Your goal ->
Everything in the listing below should be repeated exactly.

Material supplied ->
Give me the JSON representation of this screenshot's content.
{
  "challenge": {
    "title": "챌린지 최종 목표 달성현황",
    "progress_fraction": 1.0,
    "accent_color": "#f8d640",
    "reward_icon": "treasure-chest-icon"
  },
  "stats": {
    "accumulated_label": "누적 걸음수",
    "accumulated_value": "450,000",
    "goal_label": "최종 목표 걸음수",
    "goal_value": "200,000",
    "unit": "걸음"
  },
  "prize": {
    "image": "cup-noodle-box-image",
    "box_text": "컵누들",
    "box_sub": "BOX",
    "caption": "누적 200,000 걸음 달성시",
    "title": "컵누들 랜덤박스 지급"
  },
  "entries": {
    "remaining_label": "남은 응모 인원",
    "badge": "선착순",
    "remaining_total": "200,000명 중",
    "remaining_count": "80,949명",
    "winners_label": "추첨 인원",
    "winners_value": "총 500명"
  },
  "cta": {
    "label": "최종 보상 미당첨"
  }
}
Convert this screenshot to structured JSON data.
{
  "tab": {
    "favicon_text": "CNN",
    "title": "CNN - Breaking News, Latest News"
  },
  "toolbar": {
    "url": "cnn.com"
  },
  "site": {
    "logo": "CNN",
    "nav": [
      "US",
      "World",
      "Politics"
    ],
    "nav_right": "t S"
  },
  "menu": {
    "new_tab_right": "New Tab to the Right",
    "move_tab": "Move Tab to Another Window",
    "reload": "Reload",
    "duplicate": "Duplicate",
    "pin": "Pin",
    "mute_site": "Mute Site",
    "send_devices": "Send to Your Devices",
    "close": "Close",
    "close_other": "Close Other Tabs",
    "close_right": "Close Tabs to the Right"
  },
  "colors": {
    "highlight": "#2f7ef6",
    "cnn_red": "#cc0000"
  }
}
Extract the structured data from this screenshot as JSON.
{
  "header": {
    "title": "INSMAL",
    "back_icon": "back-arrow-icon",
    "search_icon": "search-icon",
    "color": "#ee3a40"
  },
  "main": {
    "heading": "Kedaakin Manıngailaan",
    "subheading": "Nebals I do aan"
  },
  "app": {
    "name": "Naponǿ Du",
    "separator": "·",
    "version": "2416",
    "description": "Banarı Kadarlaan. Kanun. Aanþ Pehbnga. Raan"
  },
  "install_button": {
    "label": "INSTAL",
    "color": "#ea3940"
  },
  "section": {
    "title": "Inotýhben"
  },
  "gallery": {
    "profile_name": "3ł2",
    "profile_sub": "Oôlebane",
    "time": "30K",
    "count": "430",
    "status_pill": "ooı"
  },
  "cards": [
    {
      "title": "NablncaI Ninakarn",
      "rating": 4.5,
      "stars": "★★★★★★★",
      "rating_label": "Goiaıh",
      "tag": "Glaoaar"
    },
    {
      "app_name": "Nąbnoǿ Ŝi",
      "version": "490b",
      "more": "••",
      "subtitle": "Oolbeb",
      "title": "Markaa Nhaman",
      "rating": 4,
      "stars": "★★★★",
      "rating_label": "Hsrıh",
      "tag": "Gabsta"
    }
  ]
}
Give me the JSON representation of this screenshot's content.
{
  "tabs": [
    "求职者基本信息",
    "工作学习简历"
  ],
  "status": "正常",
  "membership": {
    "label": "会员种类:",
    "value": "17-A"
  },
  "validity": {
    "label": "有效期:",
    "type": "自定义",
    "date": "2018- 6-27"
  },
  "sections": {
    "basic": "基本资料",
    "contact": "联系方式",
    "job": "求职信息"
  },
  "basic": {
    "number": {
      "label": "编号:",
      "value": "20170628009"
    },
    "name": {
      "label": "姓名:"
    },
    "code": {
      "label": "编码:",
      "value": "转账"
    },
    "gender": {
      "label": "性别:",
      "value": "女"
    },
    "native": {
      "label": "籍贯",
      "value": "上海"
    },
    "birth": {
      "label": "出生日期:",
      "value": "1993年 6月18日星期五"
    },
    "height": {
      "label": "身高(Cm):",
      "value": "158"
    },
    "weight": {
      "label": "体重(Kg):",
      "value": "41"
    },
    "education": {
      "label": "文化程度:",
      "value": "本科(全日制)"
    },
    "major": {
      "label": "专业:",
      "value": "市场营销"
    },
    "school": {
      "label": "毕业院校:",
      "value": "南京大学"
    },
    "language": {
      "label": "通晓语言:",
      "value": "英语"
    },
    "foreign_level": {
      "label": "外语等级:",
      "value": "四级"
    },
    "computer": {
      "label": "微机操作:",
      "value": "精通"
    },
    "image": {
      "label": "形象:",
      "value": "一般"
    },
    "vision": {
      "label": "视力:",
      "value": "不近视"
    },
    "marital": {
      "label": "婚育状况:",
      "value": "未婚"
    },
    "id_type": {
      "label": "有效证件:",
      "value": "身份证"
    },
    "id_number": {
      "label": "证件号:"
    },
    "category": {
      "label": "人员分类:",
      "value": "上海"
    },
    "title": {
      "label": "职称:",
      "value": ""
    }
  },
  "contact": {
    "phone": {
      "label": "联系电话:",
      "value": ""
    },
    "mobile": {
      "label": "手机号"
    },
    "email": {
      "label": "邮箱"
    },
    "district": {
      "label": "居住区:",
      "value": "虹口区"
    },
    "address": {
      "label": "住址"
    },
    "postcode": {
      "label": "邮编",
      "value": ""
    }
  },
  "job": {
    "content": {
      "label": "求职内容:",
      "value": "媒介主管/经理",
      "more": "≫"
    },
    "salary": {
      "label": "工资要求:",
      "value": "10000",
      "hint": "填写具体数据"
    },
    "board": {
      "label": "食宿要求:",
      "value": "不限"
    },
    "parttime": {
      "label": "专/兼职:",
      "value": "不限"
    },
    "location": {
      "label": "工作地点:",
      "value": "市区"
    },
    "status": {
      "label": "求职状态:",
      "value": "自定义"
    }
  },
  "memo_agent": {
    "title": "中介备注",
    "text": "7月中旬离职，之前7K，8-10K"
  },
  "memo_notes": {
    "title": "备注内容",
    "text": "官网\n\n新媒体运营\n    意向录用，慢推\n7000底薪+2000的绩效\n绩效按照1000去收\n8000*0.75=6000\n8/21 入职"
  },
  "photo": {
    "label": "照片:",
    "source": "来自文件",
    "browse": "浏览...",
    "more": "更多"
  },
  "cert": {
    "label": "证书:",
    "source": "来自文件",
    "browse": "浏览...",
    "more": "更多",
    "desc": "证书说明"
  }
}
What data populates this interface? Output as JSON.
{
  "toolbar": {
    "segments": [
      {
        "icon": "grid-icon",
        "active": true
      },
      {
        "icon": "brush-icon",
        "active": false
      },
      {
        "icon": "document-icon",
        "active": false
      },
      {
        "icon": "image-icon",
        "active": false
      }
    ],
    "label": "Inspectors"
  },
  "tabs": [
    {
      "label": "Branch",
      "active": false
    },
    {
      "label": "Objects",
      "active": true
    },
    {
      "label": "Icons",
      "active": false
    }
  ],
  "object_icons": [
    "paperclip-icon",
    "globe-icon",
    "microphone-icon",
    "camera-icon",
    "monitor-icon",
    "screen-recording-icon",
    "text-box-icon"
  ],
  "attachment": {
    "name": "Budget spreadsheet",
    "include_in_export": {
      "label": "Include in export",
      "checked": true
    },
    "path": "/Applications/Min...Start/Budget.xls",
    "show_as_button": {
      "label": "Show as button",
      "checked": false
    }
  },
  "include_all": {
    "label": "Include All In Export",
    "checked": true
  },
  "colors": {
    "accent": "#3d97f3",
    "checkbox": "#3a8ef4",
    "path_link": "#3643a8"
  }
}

Solution ->
Give me the JSON representation of this screenshot's content.
{
  "challenge": {
    "title": "챌린지 최종 목표 달성현황",
    "progress_fraction": 1.0,
    "accent_color": "#f8d640",
    "reward_icon": "treasure-chest-icon"
  },
  "stats": {
    "accumulated_label": "누적 걸음수",
    "accumulated_value": "450,000",
    "goal_label": "최종 목표 걸음수",
    "goal_value": "200,000",
    "unit": "걸음"
  },
  "prize": {
    "image": "cup-noodle-box-image",
    "box_text": "컵누들",
    "box_sub": "BOX",
    "caption": "누적 200,000 걸음 달성시",
    "title": "컵누들 랜덤박스 지급"
  },
  "entries": {
    "remaining_label": "남은 응모 인원",
    "badge": "선착순",
    "remaining_total": "200,000명 중",
    "remaining_count": "80,949명",
    "winners_label": "추첨 인원",
    "winners_value": "총 500명"
  },
  "cta": {
    "label": "최종 보상 미당첨"
  }
}
Convert this screenshot to structured JSON data.
{
  "tab": {
    "favicon_text": "CNN",
    "title": "CNN - Breaking News, Latest News"
  },
  "toolbar": {
    "url": "cnn.com"
  },
  "site": {
    "logo": "CNN",
    "nav": [
      "US",
      "World",
      "Politics"
    ],
    "nav_right": "t S"
  },
  "menu": {
    "new_tab_right": "New Tab to the Right",
    "move_tab": "Move Tab to Another Window",
    "reload": "Reload",
    "duplicate": "Duplicate",
    "pin": "Pin",
    "mute_site": "Mute Site",
    "send_devices": "Send to Your Devices",
    "close": "Close",
    "close_other": "Close Other Tabs",
    "close_right": "Close Tabs to the Right"
  },
  "colors": {
    "highlight": "#2f7ef6",
    "cnn_red": "#cc0000"
  }
}
Extract the structured data from this screenshot as JSON.
{
  "header": {
    "title": "INSMAL",
    "back_icon": "back-arrow-icon",
    "search_icon": "search-icon",
    "color": "#ee3a40"
  },
  "main": {
    "heading": "Kedaakin Manıngailaan",
    "subheading": "Nebals I do aan"
  },
  "app": {
    "name": "Naponǿ Du",
    "separator": "·",
    "version": "2416",
    "description": "Banarı Kadarlaan. Kanun. Aanþ Pehbnga. Raan"
  },
  "install_button": {
    "label": "INSTAL",
    "color": "#ea3940"
  },
  "section": {
    "title": "Inotýhben"
  },
  "gallery": {
    "profile_name": "3ł2",
    "profile_sub": "Oôlebane",
    "time": "30K",
    "count": "430",
    "status_pill": "ooı"
  },
  "cards": [
    {
      "title": "NablncaI Ninakarn",
      "rating": 4.5,
      "stars": "★★★★★★★",
      "rating_label": "Goiaıh",
      "tag": "Glaoaar"
    },
    {
      "app_name": "Nąbnoǿ Ŝi",
      "version": "490b",
      "more": "••",
      "subtitle": "Oolbeb",
      "title": "Markaa Nhaman",
      "rating": 4,
      "stars": "★★★★",
      "rating_label": "Hsrıh",
      "tag": "Gabsta"
    }
  ]
}
Give me the JSON representation of this screenshot's content.
{
  "tabs": [
    "求职者基本信息",
    "工作学习简历"
  ],
  "status": "正常",
  "membership": {
    "label": "会员种类:",
    "value": "17-A"
  },
  "validity": {
    "label": "有效期:",
    "type": "自定义",
    "date": "2018- 6-27"
  },
  "sections": {
    "basic": "基本资料",
    "contact": "联系方式",
    "job": "求职信息"
  },
  "basic": {
    "number": {
      "label": "编号:",
      "value": "20170628009"
    },
    "name": {
      "label": "姓名:"
    },
    "code": {
      "label": "编码:",
      "value": "转账"
    },
    "gender": {
      "label": "性别:",
      "value": "女"
    },
    "native": {
      "label": "籍贯",
      "value": "上海"
    },
    "birth": {
      "label": "出生日期:",
      "value": "1993年 6月18日星期五"
    },
    "height": {
      "label": "身高(Cm):",
      "value": "158"
    },
    "weight": {
      "label": "体重(Kg):",
      "value": "41"
    },
    "education": {
      "label": "文化程度:",
      "value": "本科(全日制)"
    },
    "major": {
      "label": "专业:",
      "value": "市场营销"
    },
    "school": {
      "label": "毕业院校:",
      "value": "南京大学"
    },
    "language": {
      "label": "通晓语言:",
      "value": "英语"
    },
    "foreign_level": {
      "label": "外语等级:",
      "value": "四级"
    },
    "computer": {
      "label": "微机操作:",
      "value": "精通"
    },
    "image": {
      "label": "形象:",
      "value": "一般"
    },
    "vision": {
      "label": "视力:",
      "value": "不近视"
    },
    "marital": {
      "label": "婚育状况:",
      "value": "未婚"
    },
    "id_type": {
      "label": "有效证件:",
      "value": "身份证"
    },
    "id_number": {
      "label": "证件号:"
    },
    "category": {
      "label": "人员分类:",
      "value": "上海"
    },
    "title": {
      "label": "职称:",
      "value": ""
    }
  },
  "contact": {
    "phone": {
      "label": "联系电话:",
      "value": ""
    },
    "mobile": {
      "label": "手机号"
    },
    "email": {
      "label": "邮箱"
    },
    "district": {
      "label": "居住区:",
      "value": "虹口区"
    },
    "address": {
      "label": "住址"
    },
    "postcode": {
      "label": "邮编",
      "value": ""
    }
  },
  "job": {
    "content": {
      "label": "求职内容:",
      "value": "媒介主管/经理",
      "more": "≫"
    },
    "salary": {
      "label": "工资要求:",
      "value": "10000",
      "hint": "填写具体数据"
    },
    "board": {
      "label": "食宿要求:",
      "value": "不限"
    },
    "parttime": {
      "label": "专/兼职:",
      "value": "不限"
    },
    "location": {
      "label": "工作地点:",
      "value": "市区"
    },
    "status": {
      "label": "求职状态:",
      "value": "自定义"
    }
  },
  "memo_agent": {
    "title": "中介备注",
    "text": "7月中旬离职，之前7K，8-10K"
  },
  "memo_notes": {
    "title": "备注内容",
    "text": "官网\n\n新媒体运营\n    意向录用，慢推\n7000底薪+2000的绩效\n绩效按照1000去收\n8000*0.75=6000\n8/21 入职"
  },
  "photo": {
    "label": "照片:",
    "source": "来自文件",
    "browse": "浏览...",
    "more": "更多"
  },
  "cert": {
    "label": "证书:",
    "source": "来自文件",
    "browse": "浏览...",
    "more": "更多",
    "desc": "证书说明"
  }
}
What data populates this interface? Output as JSON.
{
  "toolbar": {
    "segments": [
      {
        "icon": "grid-icon",
        "active": true
      },
      {
        "icon": "brush-icon",
        "active": false
      },
      {
        "icon": "document-icon",
        "active": false
      },
      {
        "icon": "image-icon",
        "active": false
      }
    ],
    "label": "Inspectors"
  },
  "tabs": [
    {
      "label": "Branch",
      "active": false
    },
    {
      "label": "Objects",
      "active": true
    },
    {
      "label": "Icons",
      "active": false
    }
  ],
  "object_icons": [
    "paperclip-icon",
    "globe-icon",
    "microphone-icon",
    "camera-icon",
    "monitor-icon",
    "screen-recording-icon",
    "text-box-icon"
  ],
  "attachment": {
    "name": "Budget spreadsheet",
    "include_in_export": {
      "label": "Include in export",
      "checked": true
    },
    "path": "/Applications/Min...Start/Budget.xls",
    "show_as_button": {
      "label": "Show as button",
      "checked": false
    }
  },
  "include_all": {
    "label": "Include All In Export",
    "checked": true
  },
  "colors": {
    "accent": "#3d97f3",
    "checkbox": "#3a8ef4",
    "path_link": "#3643a8"
  }
}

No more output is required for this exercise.